[Exercise goal] From the material beneath, pull every line with the word "condo".

[Study material]
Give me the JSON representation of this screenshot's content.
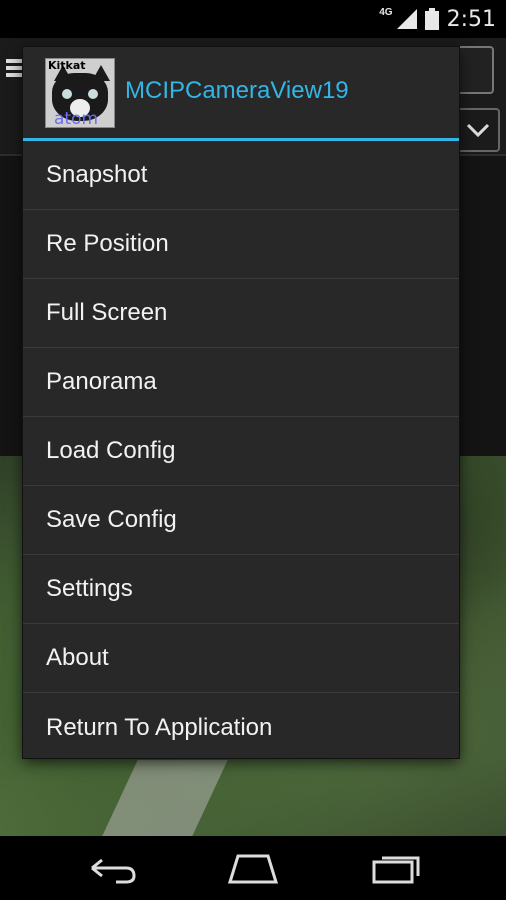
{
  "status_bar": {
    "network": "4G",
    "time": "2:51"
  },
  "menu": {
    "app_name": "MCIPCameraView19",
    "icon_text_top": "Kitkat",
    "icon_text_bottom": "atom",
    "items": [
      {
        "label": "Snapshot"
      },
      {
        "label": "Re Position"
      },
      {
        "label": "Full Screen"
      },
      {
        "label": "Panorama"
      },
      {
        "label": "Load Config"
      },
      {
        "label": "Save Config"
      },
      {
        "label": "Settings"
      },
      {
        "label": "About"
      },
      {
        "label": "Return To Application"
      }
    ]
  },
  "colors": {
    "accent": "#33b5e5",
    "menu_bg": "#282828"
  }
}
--
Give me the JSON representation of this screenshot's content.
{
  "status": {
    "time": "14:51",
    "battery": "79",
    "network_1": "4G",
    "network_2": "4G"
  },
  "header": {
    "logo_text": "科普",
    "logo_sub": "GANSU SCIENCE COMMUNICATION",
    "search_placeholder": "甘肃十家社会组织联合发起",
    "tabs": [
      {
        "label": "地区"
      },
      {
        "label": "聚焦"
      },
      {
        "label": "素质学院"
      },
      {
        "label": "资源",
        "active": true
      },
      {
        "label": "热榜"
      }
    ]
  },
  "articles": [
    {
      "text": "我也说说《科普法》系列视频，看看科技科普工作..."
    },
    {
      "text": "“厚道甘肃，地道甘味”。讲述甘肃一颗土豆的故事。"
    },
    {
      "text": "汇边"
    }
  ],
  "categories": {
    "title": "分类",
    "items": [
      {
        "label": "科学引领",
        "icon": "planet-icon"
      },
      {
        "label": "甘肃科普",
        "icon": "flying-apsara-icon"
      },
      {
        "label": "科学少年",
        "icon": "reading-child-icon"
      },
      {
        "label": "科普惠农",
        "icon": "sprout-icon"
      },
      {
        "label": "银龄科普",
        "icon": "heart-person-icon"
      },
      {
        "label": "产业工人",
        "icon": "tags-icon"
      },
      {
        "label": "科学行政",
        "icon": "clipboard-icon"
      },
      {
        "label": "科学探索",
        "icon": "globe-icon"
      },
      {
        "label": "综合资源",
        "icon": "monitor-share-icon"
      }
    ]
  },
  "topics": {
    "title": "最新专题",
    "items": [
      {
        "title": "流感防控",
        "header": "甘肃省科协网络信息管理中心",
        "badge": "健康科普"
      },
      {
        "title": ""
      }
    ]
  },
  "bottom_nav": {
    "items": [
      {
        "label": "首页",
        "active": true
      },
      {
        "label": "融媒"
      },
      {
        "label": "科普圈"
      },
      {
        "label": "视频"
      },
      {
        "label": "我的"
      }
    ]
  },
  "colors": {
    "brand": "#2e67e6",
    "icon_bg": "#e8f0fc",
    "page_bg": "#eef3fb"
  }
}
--
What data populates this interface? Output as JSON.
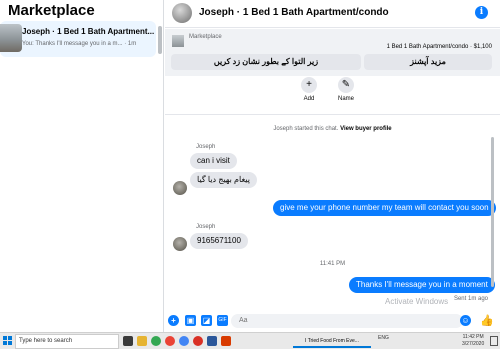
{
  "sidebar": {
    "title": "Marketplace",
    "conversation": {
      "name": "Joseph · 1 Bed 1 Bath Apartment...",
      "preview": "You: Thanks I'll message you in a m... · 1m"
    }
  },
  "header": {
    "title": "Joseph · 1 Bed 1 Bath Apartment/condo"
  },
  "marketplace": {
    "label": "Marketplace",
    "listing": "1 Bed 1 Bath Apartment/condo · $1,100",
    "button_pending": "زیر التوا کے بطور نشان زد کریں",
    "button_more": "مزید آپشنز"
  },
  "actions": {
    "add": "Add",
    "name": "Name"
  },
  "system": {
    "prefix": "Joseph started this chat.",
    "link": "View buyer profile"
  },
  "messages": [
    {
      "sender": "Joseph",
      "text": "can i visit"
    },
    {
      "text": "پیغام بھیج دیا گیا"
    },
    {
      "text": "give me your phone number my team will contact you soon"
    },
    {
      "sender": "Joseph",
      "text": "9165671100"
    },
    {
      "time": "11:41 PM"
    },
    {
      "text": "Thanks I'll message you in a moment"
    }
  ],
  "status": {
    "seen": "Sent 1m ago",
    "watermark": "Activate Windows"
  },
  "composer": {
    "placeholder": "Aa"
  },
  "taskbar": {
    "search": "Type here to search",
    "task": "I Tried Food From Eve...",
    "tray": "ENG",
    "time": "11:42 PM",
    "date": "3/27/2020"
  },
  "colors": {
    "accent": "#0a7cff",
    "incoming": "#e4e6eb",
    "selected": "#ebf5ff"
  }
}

[Exercise answer]
    "title": "Joseph · 1 Bed 1 Bath Apartment/condo"
    "listing": "1 Bed 1 Bath Apartment/condo · $1,100",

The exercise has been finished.